The official said adopting the program would require a change in funding priorities, at least in fiscal year 2018, likely “defunding some currently funded programs to advance the priority of unfunded safety projects” like Vision Zero.
In the memorandum, City Department of Transportation Director Frederick Dock explained that Vision Zero, which started in Sweden in 1997 and has since been adopted by several countries and cities throughout the world, is now being implemented in both San Francisco and the city of Los Angeles, although Vision Zero SF is on a more advanced state than Vision Zero Los Angeles.
Vision Zero aims to prevent deaths and serious injuries resulting from traffic accidents. The Swedish version aims that “no one will be killed or seriously injured within the road transport system.” The Swedish version stresses that “it can never be ethically acceptable that people are killed or seriously injured when moving within the road transport system.”
Dock said it is helpful to take a look at both the San Francisco and Los Angeles programs in order to state what the program would mean for Pasadena. In both of these cities, collision data has been analyzed to determine that 65 to 70 percent of severe and fatal collisions occur on about 5 to 10 percent of the streets in each city, Dock said.

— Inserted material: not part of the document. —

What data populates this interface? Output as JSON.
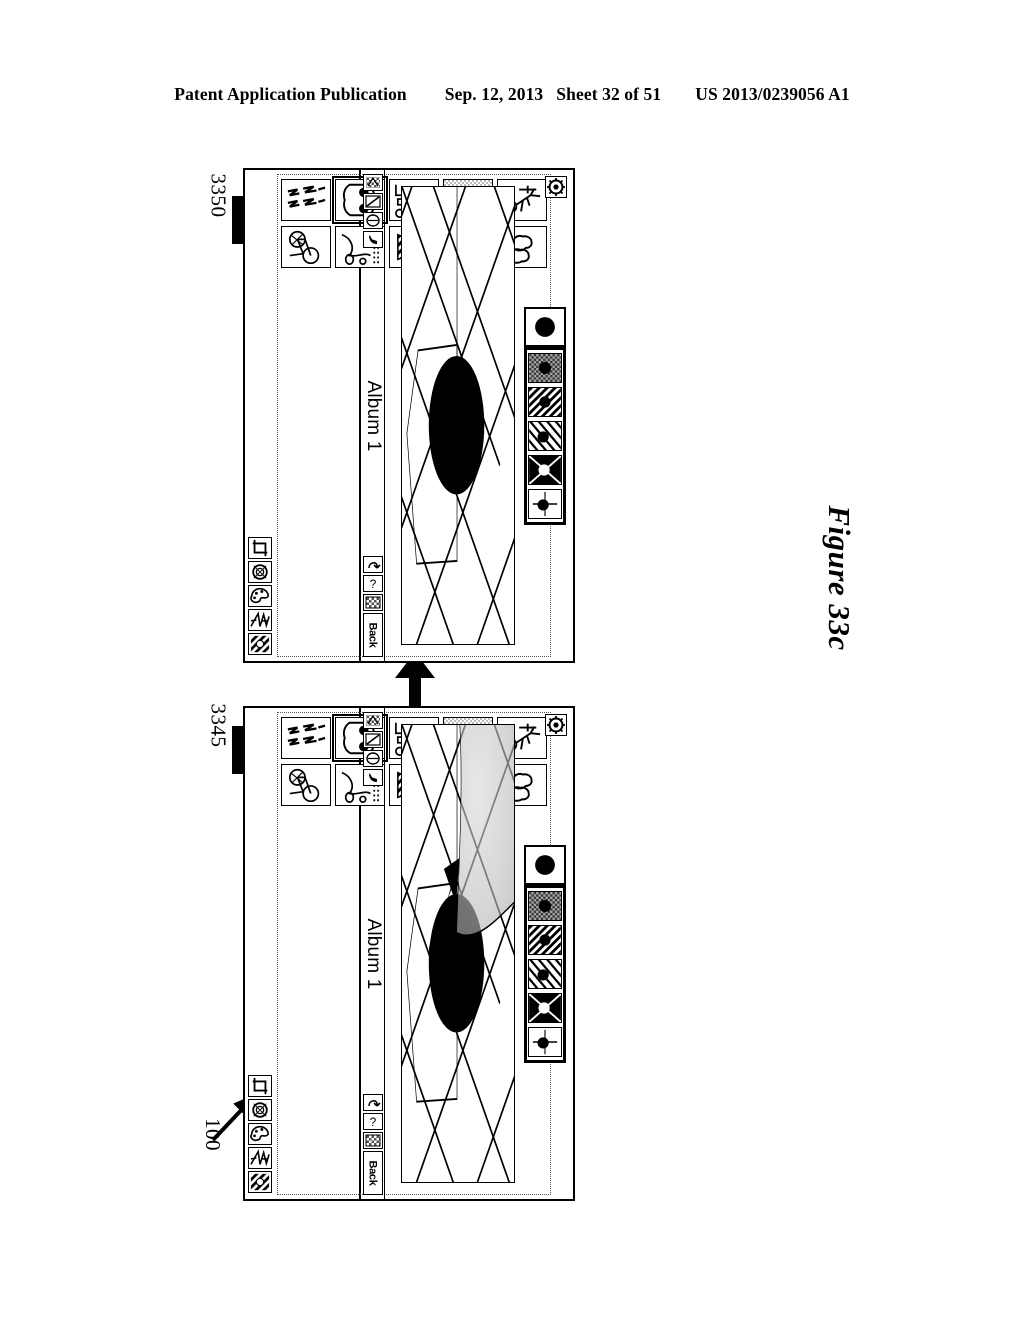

“For comparison, Pasadena has determined similar collision clustering patterns through data analytics that indicate 70 percent of all fatal and serious injury pedestrian collisions occur at signalized intersections which make up only about 10 percent of all intersections in the city,” Dock said in the memorandum.
Dock also stressed that although Pasadena has already put a number of the elements of the San Francisco and Los Angeles programs in place, the City lags in the implementation of physical changes to the street system “because of limited funding resources and public controversy about reducing traffic capacity and/or removing on-street parking.”
The transportation head also explained that much of Pasadena’s transportation-related projects – particularly its pedestrian and bicycle projects – rely on grant funding, which usually stretches out capital projects to five years or more between project identification and funding availability, as the City has to compete for funding with all other governments county-wide, and in some cases statewide.
“Because Pasadena’s funding for transportation and street maintenance capital projects is essentially at a zero-sum status, a Vision Zero commitment would mean defunding some currently funded programs to advance the priority of unfunded safety projects,” Dock said. “If Vision Zero is adopted, staff’s recommendations for the FY 2018 Capital Improvement Program budget would reflect more funding towards the safety projects and less for the traditional pavement management projects.”
Vision Zero was discussed in an October City Council meeting as one of two safety-related transportation programs the City wants considered. The other program involves a series of pedestrian and bicycle initiatives to help prevent collisions involving cars and pedestrians in the City.
In a presentation on October 24, the Transportation Department cited Los Angeles County data which says only 18 percent of travelers in the county are pedestrians and only one percent are cyclists; yet, in Pasadena, cyclists account for 15 percent of traffic deaths and injuries and pedestrians account for 30 percent.